This weekend was dedicated to prepping our garden. Unlike established gardens, we, having moved last year at the start of summer, had to start our garden at the very beginning, by digging. Springtime in our house starts with sod removal.
This isn’t a small backyard garden. In California, I always had a 200 – 300 s.f. backyard garden. This will be my largest garden at 570 s.f. with the added challenge of being a front yard garden. My mantra is grow food, not lawn. Front yard gardens are tricky because they are exposed, accessible and open to comment from your neighbors.
Lawn. My new nemesis.
570 s.f. of sod removal.
There are options to dealing with sod than just the manual labor of removal. I solicited some quotes from local landscapers that were too pricey. I could have rented a tiller but I didn’t want the potential of weeds being propagated by tilling the front lawn into the soil. Truth be told, big reartine tillers scare me. I could have just built and placed raised beds on top of the sod but that still leaves pathways that would need mowing. No thanks. Grow food, not lawn. Grow food, not lawn. Grow food, not lawn. Stick to the mantra.
570 s.f. is just half of our front yard, the smaller half, on the northeast side. Our back yard has trees with minimal sunlight. Our front yard gets fantastic sun all day long, the perfect spot for a garden. The other half of our front yard has a future as our dwarf fruit tree mini orchard. Maybe this year, maybe not. For now, we’re just focusing on the northeast side.
Day 1, Saturday. Sunny, clear, blue skies and crisp. I made breakfast, suited up and headed out to dig. Just me, my shovel and 570 s.f. of front lawn. Only when the first wheelbarrow load was full did I realize the wheelbarrow had a flat tire. Argh! My husband came out to help and told me he’d pick up a new tire intertube when he went out in a couple of hours. Until then, he and our two older boys helped shovel sod and pile it up for two hours. Our daughter joined in the action too. We managed to clear and 11′ x 19′ space within a four hour window. I was thrilled with the help and excited with our progress. My triceps, hamstrings, shoulders and back ached! Check out this progress!
Day 2, Sunday. Another spectacular day in Spokane.
My husband repaired the tire, then took the boys out for a few hours. Our daughter studied for her last final.
Today I was alone, just me, my shovel, wheelbarrow and all my neighbors out walking, stopping to inquire and give their two cents.
I removed some sod, but my focus was to deal with the giant mound of sod we removed and piled yesterday. What to do with all this sod is the issue with sod removal. My plan for the sod is to compost. To start, I stacked the sod to create the walls of my compost area. Better than pallets or spending money on a premade compost bid.

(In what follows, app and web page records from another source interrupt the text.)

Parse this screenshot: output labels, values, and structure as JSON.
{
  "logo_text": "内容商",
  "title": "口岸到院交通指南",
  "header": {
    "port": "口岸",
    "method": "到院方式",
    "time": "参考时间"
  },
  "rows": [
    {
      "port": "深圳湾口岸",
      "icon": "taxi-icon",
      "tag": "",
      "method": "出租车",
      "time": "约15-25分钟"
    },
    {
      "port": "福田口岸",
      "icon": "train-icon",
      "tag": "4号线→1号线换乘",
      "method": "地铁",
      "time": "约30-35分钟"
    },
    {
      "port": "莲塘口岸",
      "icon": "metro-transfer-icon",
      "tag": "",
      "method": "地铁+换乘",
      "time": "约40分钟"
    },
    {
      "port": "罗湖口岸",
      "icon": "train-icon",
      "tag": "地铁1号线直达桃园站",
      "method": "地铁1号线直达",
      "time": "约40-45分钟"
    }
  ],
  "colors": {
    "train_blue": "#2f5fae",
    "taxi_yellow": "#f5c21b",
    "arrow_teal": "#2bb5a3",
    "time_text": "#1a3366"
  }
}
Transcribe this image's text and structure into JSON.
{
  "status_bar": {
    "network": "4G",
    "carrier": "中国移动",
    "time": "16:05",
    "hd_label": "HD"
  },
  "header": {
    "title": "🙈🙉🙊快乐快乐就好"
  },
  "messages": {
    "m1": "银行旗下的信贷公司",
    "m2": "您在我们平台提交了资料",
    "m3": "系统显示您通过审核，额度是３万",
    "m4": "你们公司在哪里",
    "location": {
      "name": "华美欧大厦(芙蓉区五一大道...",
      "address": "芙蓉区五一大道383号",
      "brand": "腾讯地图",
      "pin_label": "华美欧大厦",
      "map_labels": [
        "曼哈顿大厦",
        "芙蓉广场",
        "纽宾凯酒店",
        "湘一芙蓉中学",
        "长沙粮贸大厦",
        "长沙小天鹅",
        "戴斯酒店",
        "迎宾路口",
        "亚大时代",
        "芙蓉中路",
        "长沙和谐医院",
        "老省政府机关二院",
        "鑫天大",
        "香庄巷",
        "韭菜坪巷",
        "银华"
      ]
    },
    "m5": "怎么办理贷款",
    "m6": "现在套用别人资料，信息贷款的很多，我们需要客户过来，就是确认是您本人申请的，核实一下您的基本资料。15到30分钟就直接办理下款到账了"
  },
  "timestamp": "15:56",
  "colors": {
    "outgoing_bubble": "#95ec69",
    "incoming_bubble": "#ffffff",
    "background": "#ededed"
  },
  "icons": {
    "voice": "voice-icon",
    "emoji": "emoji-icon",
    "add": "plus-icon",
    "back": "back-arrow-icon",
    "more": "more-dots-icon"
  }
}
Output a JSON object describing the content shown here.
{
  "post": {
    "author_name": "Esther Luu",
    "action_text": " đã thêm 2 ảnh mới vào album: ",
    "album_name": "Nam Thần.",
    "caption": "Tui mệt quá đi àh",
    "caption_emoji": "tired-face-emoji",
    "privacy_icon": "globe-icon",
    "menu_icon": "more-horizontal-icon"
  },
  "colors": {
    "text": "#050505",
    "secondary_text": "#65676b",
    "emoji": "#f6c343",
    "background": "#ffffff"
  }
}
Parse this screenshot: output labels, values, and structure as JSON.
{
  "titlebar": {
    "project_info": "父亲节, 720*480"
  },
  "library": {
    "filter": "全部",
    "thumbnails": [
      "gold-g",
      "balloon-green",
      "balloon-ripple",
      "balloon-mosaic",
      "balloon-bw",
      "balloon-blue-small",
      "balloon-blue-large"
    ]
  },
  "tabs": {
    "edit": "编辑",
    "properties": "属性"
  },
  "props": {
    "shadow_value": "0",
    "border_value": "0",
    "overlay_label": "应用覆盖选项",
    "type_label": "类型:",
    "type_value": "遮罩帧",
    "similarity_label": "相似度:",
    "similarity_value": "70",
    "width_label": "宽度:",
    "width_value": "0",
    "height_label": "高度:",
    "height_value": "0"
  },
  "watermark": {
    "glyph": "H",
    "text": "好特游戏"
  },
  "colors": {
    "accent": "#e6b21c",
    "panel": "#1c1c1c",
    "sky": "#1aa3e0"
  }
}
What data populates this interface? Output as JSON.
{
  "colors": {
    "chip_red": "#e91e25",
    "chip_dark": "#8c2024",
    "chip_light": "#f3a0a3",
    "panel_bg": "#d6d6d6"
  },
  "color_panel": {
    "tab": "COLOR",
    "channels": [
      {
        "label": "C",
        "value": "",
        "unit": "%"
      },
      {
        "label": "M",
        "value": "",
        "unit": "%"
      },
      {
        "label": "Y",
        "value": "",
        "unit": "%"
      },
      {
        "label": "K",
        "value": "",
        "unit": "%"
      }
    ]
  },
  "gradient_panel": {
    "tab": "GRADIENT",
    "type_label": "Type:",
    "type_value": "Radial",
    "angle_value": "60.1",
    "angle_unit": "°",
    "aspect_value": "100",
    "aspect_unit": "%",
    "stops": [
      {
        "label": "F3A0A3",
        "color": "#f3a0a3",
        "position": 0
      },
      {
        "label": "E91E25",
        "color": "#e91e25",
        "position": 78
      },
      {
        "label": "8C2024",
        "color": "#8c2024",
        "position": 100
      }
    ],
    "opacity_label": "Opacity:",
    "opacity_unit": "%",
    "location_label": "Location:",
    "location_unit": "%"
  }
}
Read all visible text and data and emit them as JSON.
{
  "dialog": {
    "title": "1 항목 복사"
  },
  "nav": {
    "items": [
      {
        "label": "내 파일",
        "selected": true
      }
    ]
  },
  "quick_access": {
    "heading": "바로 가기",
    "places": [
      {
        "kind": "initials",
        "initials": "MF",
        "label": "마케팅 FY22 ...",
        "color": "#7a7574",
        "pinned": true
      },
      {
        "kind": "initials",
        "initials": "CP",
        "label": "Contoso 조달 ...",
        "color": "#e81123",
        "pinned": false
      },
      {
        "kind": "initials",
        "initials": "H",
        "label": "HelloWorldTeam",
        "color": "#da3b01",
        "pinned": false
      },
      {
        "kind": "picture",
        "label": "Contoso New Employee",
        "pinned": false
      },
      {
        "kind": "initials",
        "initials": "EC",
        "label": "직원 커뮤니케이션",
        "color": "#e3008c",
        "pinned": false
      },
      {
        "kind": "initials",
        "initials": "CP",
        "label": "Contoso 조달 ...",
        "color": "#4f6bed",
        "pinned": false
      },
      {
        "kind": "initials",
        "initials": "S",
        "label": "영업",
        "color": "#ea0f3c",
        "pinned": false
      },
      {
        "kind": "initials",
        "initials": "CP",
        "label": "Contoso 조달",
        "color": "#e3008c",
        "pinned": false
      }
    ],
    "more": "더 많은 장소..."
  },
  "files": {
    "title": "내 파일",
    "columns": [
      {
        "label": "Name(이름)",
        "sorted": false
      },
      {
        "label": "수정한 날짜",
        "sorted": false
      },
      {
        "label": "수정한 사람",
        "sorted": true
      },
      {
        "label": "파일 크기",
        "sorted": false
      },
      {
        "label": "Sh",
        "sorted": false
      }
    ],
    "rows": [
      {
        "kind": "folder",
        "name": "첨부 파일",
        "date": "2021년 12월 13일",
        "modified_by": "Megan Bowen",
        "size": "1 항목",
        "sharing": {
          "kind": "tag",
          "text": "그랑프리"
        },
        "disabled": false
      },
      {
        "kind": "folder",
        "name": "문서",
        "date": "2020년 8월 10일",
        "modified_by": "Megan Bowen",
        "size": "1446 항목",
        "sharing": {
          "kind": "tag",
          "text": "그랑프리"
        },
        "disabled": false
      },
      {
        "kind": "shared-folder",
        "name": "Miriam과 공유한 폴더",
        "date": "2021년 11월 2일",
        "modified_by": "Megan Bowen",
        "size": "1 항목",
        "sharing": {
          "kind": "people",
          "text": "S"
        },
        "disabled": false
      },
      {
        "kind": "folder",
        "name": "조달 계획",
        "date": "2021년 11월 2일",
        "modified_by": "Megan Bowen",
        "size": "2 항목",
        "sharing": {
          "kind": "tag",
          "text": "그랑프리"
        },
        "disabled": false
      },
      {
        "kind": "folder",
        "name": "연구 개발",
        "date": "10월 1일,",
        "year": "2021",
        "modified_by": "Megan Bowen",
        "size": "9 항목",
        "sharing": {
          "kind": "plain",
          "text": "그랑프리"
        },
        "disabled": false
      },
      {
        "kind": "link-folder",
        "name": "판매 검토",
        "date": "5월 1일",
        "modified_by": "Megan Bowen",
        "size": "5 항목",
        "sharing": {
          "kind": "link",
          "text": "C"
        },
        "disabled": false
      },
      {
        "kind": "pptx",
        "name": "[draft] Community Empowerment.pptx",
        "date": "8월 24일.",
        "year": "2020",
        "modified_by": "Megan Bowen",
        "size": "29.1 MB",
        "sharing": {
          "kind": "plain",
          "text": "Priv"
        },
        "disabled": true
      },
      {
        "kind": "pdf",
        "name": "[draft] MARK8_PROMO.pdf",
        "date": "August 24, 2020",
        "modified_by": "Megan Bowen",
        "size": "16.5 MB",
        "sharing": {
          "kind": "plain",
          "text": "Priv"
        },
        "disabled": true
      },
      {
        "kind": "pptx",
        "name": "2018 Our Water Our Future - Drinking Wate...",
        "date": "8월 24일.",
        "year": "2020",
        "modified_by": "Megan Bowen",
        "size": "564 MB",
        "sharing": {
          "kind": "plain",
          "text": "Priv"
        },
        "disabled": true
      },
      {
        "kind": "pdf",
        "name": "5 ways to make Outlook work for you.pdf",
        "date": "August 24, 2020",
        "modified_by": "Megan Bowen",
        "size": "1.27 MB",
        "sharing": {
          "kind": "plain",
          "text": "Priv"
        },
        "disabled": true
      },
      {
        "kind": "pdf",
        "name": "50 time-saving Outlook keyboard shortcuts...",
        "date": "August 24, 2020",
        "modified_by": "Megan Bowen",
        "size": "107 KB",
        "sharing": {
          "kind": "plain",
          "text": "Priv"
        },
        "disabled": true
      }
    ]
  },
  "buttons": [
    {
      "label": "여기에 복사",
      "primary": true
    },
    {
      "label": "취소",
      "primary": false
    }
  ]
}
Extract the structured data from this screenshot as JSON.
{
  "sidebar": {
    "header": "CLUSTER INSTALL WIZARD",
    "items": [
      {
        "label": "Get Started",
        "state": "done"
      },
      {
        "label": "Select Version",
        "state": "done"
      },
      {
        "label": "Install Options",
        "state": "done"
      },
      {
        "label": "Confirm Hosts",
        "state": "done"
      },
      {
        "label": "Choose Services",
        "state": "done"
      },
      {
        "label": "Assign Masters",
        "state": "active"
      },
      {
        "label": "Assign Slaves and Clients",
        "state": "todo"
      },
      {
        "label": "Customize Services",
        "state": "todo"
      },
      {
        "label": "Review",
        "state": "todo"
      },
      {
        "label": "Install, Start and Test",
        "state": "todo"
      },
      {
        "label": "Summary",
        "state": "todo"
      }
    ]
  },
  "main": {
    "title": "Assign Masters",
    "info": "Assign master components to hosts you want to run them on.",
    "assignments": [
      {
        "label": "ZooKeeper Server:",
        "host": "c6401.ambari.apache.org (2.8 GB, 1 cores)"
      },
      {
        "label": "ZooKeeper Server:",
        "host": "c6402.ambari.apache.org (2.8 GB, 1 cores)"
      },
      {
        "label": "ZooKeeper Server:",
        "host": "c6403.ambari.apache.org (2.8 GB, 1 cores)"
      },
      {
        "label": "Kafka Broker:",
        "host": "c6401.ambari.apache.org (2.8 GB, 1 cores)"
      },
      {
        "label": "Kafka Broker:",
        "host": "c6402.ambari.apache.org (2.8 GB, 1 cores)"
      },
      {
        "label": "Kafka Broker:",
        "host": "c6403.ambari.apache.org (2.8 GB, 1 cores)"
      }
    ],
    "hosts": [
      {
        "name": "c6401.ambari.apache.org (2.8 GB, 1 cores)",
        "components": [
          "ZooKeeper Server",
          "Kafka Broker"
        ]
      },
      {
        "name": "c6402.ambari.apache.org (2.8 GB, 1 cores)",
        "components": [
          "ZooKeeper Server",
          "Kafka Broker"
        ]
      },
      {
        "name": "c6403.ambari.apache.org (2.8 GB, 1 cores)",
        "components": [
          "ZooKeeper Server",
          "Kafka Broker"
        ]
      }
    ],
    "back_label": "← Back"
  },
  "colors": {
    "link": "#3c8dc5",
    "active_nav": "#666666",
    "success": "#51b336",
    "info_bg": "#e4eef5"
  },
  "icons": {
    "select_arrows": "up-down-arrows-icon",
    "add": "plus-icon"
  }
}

After another four hours of work, here’s my progress and compost structure. Yeah!
I was wrong to report that my body ached on Saturday night. Tonight gives new meaning to body aches and pain. I’m not sure if my pain is from two days worth of manual labor or the thought of the work still ahead. I have only just begun.
My garden plan is awesome and my vision for garden greatness keeps me motivated and excited to get outside tomorrow after work and continue the hard work. My digging this weekend provided soil samples to submit to Spokane Conservation for soil analysis. Spokane Conservation is a great resource that will tell me what amendments are needed in the soil. Considering I had successful gardens in Southern California with heavy clay soil, the rich,beautiful, dark, non-clay soil in my Spokane yard will make a bountiful garden.
What am I growing? Cabbage, Broccoli, Cauliflower, Kohlrabi, Corn, Popcorn, two types of Summer Squash, Butternut Squash, 3 kinds of Onions, leaf and head Lettuces, Spinach, Arugula, Beets, Carrots, Leeks, Pumpkins, 3 kinds of Beans, two kinds of Peas, six kinds of Tomatoes, all the herbs, Kale, Chard, Potatoes, 3 kinds of Peppers, Eggplant, Cucumbers, Artichokes, Blueberries, Blackberries and Raspberries.
Our eight year old, our youngest, refrained from helping this weekend. He said, “I only like planting a garden, not digging a garden.” Who doesn’t? Smart[alec] kid. This isn’t a Little Red Hen story, this is a full family effort.
Grow food not lawn!